Record extracts
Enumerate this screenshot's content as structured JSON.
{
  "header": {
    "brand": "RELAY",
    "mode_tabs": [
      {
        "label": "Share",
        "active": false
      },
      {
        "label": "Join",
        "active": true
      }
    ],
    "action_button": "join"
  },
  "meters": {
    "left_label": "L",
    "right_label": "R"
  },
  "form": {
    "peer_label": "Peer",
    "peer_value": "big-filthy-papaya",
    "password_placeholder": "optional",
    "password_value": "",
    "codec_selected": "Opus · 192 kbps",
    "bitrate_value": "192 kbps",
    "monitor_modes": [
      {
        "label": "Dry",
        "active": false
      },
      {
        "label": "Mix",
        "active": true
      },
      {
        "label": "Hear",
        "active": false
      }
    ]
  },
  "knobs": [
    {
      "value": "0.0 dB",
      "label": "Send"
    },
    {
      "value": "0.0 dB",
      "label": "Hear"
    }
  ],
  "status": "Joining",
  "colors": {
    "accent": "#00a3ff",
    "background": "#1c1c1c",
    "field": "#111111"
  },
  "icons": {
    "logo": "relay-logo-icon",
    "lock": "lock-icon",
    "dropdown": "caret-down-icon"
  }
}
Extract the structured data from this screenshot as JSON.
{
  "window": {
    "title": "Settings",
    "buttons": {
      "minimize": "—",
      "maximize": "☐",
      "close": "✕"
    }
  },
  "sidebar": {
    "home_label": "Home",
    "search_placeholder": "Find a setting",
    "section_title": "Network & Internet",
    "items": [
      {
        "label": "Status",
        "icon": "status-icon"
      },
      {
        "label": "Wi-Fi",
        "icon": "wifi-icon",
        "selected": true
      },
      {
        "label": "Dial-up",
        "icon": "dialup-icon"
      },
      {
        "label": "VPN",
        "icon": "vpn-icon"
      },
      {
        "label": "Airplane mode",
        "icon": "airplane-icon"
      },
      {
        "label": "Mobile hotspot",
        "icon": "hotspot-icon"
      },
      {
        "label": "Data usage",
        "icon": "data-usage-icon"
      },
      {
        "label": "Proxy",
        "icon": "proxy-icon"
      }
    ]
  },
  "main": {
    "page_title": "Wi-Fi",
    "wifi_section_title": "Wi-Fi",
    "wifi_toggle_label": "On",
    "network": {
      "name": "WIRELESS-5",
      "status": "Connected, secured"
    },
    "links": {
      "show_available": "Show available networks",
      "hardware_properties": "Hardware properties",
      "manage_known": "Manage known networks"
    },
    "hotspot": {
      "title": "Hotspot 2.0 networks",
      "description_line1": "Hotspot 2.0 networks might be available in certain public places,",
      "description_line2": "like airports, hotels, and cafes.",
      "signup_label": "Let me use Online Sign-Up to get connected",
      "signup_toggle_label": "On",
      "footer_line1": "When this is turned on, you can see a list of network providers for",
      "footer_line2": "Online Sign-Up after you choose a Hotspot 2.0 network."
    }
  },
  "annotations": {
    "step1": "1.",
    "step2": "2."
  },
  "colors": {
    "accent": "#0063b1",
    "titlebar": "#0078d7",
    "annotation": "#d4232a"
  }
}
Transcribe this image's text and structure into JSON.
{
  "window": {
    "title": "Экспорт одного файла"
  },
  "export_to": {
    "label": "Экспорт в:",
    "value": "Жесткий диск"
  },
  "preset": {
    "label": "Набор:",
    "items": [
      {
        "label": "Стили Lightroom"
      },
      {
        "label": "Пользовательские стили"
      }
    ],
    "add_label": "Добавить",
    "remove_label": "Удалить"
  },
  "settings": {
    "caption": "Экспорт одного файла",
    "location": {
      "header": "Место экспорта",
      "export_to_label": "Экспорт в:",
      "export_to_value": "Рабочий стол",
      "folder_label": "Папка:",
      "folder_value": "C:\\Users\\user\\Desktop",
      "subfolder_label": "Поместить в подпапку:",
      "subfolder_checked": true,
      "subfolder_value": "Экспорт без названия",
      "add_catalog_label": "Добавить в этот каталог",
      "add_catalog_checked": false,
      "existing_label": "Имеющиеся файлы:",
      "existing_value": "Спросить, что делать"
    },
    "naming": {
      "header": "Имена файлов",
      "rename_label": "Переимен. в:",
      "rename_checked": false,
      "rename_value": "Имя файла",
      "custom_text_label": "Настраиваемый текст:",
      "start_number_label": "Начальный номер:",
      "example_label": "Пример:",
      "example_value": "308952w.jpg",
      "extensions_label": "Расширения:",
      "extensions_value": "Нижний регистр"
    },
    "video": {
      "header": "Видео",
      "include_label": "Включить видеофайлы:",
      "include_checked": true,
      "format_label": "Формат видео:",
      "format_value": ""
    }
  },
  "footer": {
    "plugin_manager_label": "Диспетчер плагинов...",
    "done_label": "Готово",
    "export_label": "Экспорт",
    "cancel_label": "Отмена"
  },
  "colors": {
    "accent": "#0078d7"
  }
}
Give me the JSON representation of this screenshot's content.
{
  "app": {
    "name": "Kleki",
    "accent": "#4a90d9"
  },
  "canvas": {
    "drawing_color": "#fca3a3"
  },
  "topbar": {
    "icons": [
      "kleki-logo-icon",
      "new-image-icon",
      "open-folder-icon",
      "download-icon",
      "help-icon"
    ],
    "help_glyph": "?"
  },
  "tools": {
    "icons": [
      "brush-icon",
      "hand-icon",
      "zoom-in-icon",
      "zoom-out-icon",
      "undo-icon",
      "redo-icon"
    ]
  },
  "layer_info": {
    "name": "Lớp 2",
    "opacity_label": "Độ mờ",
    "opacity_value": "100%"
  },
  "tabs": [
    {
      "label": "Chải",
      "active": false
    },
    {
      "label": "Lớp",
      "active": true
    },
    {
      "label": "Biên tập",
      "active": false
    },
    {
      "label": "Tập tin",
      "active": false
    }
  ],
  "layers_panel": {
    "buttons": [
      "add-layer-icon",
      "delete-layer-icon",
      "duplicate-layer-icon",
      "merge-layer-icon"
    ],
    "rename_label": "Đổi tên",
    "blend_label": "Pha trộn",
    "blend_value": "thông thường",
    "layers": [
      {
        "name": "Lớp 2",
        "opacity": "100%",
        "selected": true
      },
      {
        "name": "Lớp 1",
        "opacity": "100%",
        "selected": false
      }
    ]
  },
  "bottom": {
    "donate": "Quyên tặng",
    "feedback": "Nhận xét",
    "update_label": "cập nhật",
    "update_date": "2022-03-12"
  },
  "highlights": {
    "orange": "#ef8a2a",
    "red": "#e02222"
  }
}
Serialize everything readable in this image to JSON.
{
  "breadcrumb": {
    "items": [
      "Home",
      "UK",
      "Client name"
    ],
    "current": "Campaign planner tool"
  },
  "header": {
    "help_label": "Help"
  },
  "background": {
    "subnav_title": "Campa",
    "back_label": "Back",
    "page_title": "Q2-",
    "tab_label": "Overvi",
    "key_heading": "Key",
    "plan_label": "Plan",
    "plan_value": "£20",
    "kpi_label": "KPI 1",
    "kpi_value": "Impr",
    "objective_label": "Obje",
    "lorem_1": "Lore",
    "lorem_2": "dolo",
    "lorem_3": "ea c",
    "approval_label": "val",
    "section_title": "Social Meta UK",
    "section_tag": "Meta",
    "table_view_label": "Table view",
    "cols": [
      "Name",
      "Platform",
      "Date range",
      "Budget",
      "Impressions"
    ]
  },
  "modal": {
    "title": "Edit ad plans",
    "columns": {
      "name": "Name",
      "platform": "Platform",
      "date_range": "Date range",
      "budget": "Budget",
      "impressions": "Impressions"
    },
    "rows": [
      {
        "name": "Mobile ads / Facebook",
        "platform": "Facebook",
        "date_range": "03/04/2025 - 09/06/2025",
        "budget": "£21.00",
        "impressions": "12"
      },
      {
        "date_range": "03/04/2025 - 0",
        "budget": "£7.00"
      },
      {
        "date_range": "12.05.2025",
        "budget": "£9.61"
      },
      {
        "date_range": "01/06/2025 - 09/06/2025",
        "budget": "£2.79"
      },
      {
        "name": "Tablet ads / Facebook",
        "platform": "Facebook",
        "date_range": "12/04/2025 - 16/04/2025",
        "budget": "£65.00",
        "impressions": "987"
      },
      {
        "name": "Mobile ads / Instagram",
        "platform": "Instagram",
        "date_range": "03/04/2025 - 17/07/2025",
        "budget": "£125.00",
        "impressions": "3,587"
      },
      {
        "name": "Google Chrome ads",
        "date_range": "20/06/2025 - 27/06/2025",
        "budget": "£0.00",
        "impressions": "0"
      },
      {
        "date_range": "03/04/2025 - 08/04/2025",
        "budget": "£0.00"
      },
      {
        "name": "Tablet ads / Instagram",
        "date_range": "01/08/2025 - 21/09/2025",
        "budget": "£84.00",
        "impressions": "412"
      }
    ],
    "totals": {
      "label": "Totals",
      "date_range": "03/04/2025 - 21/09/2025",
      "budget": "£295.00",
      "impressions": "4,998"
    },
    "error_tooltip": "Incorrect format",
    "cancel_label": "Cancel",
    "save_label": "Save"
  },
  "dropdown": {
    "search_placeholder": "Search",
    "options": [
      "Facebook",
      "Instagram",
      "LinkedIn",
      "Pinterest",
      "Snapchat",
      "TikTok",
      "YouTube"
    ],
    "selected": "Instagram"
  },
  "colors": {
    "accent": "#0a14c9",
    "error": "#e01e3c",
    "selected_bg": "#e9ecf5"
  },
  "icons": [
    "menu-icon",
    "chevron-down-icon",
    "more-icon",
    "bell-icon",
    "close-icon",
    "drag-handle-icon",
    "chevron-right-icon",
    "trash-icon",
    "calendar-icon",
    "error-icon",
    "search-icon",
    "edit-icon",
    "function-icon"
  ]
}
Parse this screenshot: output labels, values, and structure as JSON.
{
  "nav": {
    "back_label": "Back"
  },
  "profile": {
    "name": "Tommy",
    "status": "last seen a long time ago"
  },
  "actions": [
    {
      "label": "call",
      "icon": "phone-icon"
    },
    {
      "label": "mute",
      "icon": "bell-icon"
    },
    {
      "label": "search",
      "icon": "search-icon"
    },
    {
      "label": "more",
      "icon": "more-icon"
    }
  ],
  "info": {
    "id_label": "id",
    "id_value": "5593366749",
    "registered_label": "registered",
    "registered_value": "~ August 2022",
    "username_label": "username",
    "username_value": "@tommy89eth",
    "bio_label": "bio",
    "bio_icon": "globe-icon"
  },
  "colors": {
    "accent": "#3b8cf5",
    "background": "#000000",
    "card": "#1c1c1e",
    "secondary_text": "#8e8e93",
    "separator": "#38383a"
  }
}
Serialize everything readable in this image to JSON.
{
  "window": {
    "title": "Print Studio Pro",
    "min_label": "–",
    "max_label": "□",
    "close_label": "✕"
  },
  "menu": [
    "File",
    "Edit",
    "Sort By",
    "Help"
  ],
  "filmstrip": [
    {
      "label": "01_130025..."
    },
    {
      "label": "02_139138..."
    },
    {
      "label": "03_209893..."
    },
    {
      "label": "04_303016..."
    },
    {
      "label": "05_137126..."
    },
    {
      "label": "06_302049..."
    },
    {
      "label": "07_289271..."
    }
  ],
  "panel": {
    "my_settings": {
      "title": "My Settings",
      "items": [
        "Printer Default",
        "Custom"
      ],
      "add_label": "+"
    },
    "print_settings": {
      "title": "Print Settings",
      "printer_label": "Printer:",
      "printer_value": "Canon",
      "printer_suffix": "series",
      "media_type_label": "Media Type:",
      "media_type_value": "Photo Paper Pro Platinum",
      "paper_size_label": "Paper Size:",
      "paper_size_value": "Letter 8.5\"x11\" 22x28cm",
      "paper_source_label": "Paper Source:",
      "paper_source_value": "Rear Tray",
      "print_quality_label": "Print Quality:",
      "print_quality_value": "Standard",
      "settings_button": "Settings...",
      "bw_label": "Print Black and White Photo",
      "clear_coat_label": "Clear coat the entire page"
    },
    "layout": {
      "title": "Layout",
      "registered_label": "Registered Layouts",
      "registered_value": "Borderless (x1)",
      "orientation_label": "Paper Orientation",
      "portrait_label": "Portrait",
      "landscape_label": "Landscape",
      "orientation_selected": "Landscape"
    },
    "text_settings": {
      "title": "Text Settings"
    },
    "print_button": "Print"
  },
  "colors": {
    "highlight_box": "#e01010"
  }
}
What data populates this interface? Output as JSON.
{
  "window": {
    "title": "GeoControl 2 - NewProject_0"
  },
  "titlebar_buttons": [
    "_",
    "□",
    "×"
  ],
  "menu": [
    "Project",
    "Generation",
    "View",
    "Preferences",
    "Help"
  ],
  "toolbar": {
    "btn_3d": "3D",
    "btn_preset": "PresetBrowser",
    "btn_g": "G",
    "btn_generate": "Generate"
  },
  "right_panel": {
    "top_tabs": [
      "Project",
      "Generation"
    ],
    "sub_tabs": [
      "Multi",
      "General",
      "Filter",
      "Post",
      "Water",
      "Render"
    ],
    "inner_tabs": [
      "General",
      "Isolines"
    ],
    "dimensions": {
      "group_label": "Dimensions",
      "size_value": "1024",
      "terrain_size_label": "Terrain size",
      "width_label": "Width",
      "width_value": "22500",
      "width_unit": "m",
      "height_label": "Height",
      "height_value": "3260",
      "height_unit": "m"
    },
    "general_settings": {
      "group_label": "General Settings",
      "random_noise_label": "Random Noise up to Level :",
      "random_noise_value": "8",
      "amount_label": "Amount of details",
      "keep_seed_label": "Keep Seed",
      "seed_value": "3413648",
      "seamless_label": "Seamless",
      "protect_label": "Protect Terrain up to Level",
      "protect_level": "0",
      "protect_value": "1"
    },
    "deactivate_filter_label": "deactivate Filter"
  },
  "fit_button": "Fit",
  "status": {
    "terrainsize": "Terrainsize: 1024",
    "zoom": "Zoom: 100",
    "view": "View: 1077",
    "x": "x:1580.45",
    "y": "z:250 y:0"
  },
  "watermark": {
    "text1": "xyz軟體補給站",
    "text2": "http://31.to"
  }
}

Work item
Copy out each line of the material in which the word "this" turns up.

Answer box
Enumerate this screenshot's content as structured JSON.
Extract the structured data from this screenshot as JSON.
      "footer_line1": "When this is turned on, you can see a list of network providers for",
Transcribe this image's text and structure into JSON.
Give me the JSON representation of this screenshot's content.
Serialize everything readable in this image to JSON.
Parse this screenshot: output labels, values, and structure as JSON.
Serialize everything readable in this image to JSON.
What data populates this interface? Output as JSON.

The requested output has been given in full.